Come up with some ways to describe an online predator in an age-appropriate way. As parents, we know much more than our children need to know when it comes to grooming and predatory behaviour, but it's important not to scare them unnecessarily and keep things simple.
You might start by talking about their thoughts on the difference between the words “safe" and "unsafe”. Help them attach their feelings to those words, and then discuss what an unsafe stranger might be, how they might make you feel and why.
A great discussion starter is talking about the 3 golden rules of online communication:
Having difficult conversations isn’t easy for anyone, but there are a couple of tips that can help keep things on track:
Research shows that kids will often choose not to report issues they experience in the online world for fear of parental judgement, overreaction or device removal. It is imperative they know that they can come to you no matter what and you will be able to help them. The biggest protective factor for kids is help-seeking behaviour, so ensure you find ways to convey that to them.
Find out what they know about online predators, and what they think grooming actually is. Children at this age have often been exposed to media or news reports on the topic, or heard rumours at school, and feel they understand what online predators are about. Worse, many also feel they may be able to outsmart predators by tricking them or beating them at their own "game." It is helpful to sort fact from fiction when it comes to what kids know about where predators might be present and help them make the connection in understanding why speaking to someone online can have dangerous, real-life repercussions.
Talking to your child about online predators is an incredibly important topic to raise early and often, but you don’t need to go into the specifics regarding the intentions of online predators and grooming (specifically the sexualised intentions). Sticking with facts like “Online predators are people who use the internet to take advantage of kids” is enough.
Identify and manage your own emotions when it comes to discussing this topic with your teenager (especially if there has been an incident). The fact that your children have potentially put themselves in a risky situation with a stranger is enough to cause any parent's blood pressure to rise! Take a few deep breaths, focus on facts without over-dramatising, and try not to judge them by seeking to understand their motivations for communicating with people they don’t know online.
Wait, you’re their parent, right?

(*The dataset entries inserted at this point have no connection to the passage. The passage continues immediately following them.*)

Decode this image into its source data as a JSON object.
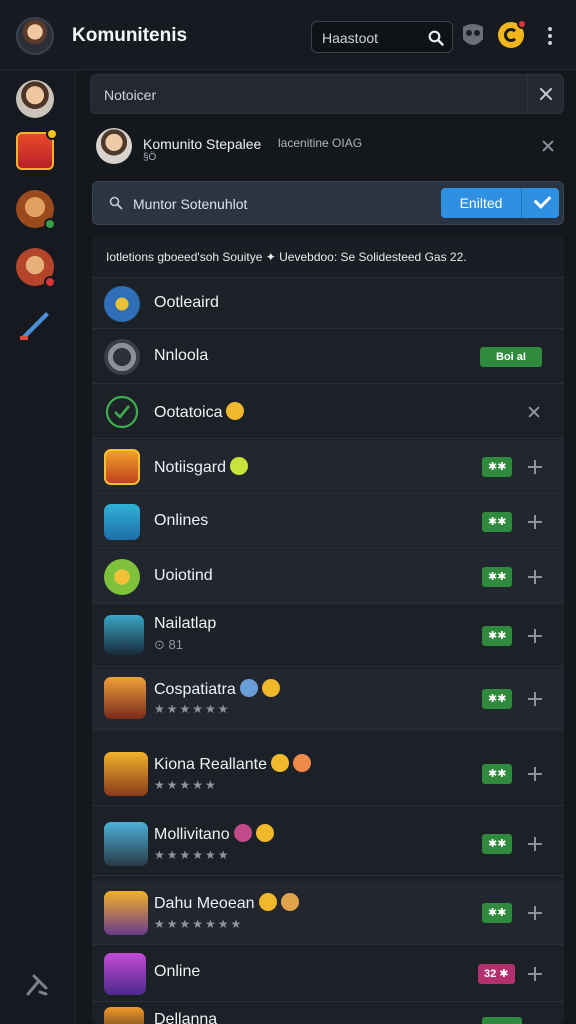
{
  "app": {
    "title": "Komunitenis"
  },
  "search": {
    "value": "Haastoot",
    "placeholder": "Haastoot"
  },
  "notice": {
    "text": "Notoicer"
  },
  "profile": {
    "name": "Komunito Stepalee",
    "sub": "§Ö",
    "meta": "lacenitine OIAG"
  },
  "filter": {
    "text": "Muntor Sotenuhlot",
    "button_label": "Enilted"
  },
  "list": {
    "header": "Iotletions ɡboeed'soh Souitye ✦ Uevebdoo: Se Solidesteed Gas 22.",
    "rows": [
      {
        "title": "Ootleaird",
        "sub": "",
        "badge": "",
        "action": "none"
      },
      {
        "title": "Nnloola",
        "sub": "",
        "badge": "Boi aI",
        "action": "none"
      },
      {
        "title": "Ootatoica",
        "sub": "",
        "badge": "",
        "action": "close"
      },
      {
        "title": "Notiisgard",
        "sub": "",
        "badge": "✱✱",
        "action": "add"
      },
      {
        "title": "Onlines",
        "sub": "",
        "badge": "✱✱",
        "action": "add"
      },
      {
        "title": "Uoiotind",
        "sub": "",
        "badge": "✱✱",
        "action": "add"
      },
      {
        "title": "Nailatlap",
        "sub": "⊙ 81",
        "badge": "✱✱",
        "action": "add"
      },
      {
        "title": "Cospatiatra",
        "sub": "★★★★★★",
        "badge": "✱✱",
        "action": "add"
      },
      {
        "title": "Kiona Reallante",
        "sub": "★★★★★",
        "badge": "✱✱",
        "action": "add"
      },
      {
        "title": "Mollivitano",
        "sub": "★★★★★★",
        "badge": "✱✱",
        "action": "add"
      },
      {
        "title": "Dahu Meoean",
        "sub": "★★★★★★★",
        "badge": "✱✱",
        "action": "add"
      },
      {
        "title": "Online",
        "sub": "",
        "badge": "32 ✱",
        "action": "add"
      },
      {
        "title": "Dellanna",
        "sub": "",
        "badge": "",
        "action": "none"
      }
    ]
  },
  "colors": {
    "accent": "#2f8fe0",
    "badge_green": "#2f8a3e",
    "badge_pink": "#b3306e",
    "background": "#14171c"
  }
}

Why would they not feel safe coming to you?!
Research shows that kids are reluctant to come to their parents when things go wrong online because they feel the parent will overreact or make the situation worse. Make sure your child knows they can come to you without being judged. Be clear that you will find a solution. Be clear that you are on their side.
Remember that your teen's interpretation of online safety when it comes to strangers may be quite different to your own. Try listening to them from a place of curiosity and inquisitiveness, but also ensure you have some facts and evidence to back up your concerns and to get them to consider alternative viewpoints.
Keep the conversation casual, and ask them to teach you what they know. If teens feel they are being interrogated, they tend to shut down. When you allow them to feel empowered by sharing and teaching you (even if you have to play a little dumb), the conversation will flow more easily.